General lounge-on-the-beach tourism is still not allowed because of the U.S. trade embargo, but Fathom is pointing out that passengers can spend their travel time between cities “relaxing by the pool, not sitting on a bus.”
“We are thrilled to offer our customers this one-of-a-kind Cuban travel experience,” Russell said.
In recent months, officials with Fathom and the parent company have said they were “very, very confident” that Cuban approval was forthcoming. They also acknowledged that selling those trips for a price that starts at $1,800 per person would be easier once permission from all parties was granted.
Russell said the inaugural Cuba sailing was not yet sold out — at least as of late Monday afternoon.
“But we have very solid occupancy,” she said. “It will be sold quickly. Get your space while it lasts; there’s a little bit of room to go.”
Monday’s news comes amid a flurry of activity around Cuba, where President Barack Obama is in the middle of a three-day visit. In the past few days, Starwood Hotels & Resorts and Marriott International have both said that they will start doing business in the country. Airbnb has been allowing Americans to book stays in private Cuban homes since last year, and said Sunday that the service would be open to travelers from around the world.
Other Cruise Lines
Cruise ships haven’t been able to sail between the U.S. and Cuba for more than five decades because of the embargo, which was first imposed in 1960. Ever since Obama announced plans to restore diplomatic relations with Cuba in December of 2014, operators have been working to figure out their best path to the island.
As more travel restrictions have been eased in the months that followed, U.S.-based cruise executives have spoken in more detail about their plans, though Carnival Corp. is the only company that started selling trips. Foreign cruise lines, including Switzerland-based MSC Cruises, have already been offering sailings, but none from American shores.
In a statement Monday, Norwegian Cruise Line Holdings spokeswoman Vanessa Picariello said the Miami-based company is engaged with the Cuban government to get the OK to offer cruises that comply with current U.S. rules.
“Our guests are extremely interested in visiting Cuba and there is tremendous pent-up demand for cruise itineraries featuring this jewel of the Caribbean,” the statement said. “It is our continued desire to have a ship from our fleet be one of the first to offer voyages to Cuba from the United States.”
Last week, cruise executives spoke at the Seatrade Cruise Global conference about the potential they believe Cuba holds for the industry.

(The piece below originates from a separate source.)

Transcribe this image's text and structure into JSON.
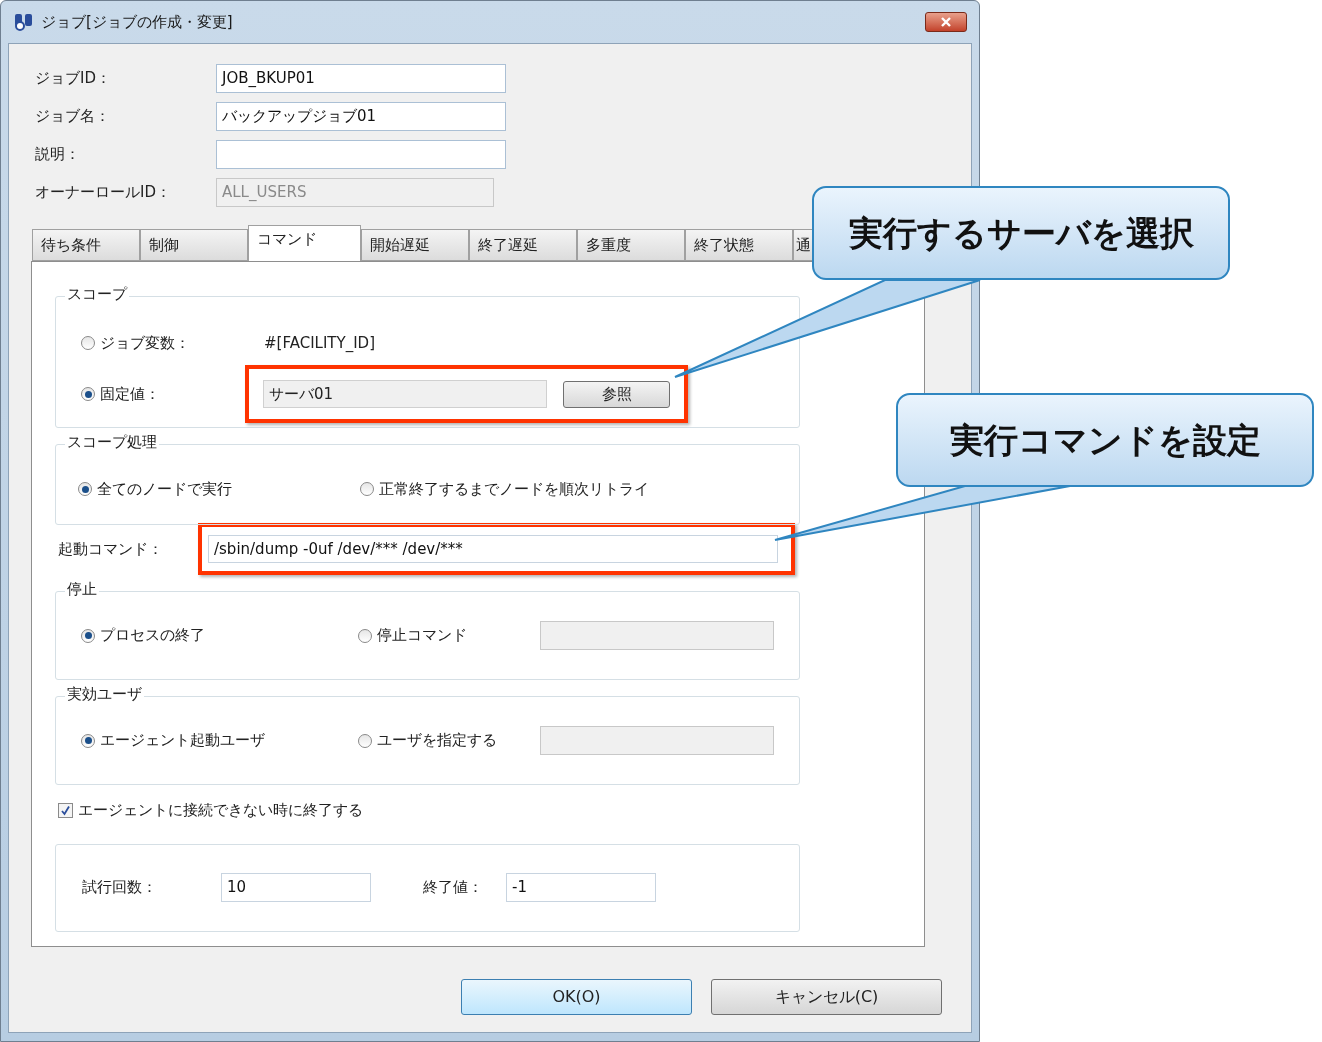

Frank Del Rio, CEO of Norwegian Cruise Line Holdings, said he expects to see “a ship in Havana every day of the week” eventually.
“I’ve got the entire fleet just pouncing around the island, waiting,” he said, exaggerating only slightly. “It’s my hobby.”

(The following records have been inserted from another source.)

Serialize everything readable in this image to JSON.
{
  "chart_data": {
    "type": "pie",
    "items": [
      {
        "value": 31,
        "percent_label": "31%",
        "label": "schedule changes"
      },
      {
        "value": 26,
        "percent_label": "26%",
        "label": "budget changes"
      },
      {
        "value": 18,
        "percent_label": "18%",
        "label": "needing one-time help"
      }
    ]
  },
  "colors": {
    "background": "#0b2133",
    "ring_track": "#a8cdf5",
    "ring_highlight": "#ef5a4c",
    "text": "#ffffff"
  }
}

Rick Sasso, president and CEO of MSC Cruises USA, marveled at the speed of recent change after decades of inaction.
“We’ve come light years in a year,” he said.
His company recently said it would add a second ship in Cuba starting in late 2016, but the trips have not been offered to Americans. That’s a group Sasso thinks will clamor for the opportunity to visit the island by ship.
“We’re all going to take advantage of it,” Sasso said. “It’s going to be all the cruise lines, no one’s going to be left behind.”
One benefit the cruise industry has is that accommodations are built into the vessels. While interest in visiting Cuba is high, hotel room inventory is not: Tour operators say rooms are scarce, and some companies are reserving space for groups into 2018.
“Cuba is a great opportunity for us in the cruise business because we bring our own hotels and our own infrastructure,” said Richard Fain, chairman and CEO of Royal Caribbean Cruises. “And it’s a great opportunity for the Caribbean as well.”
Photo credit: A car drives along Havana's malecon. Brian Ledgard / Flickr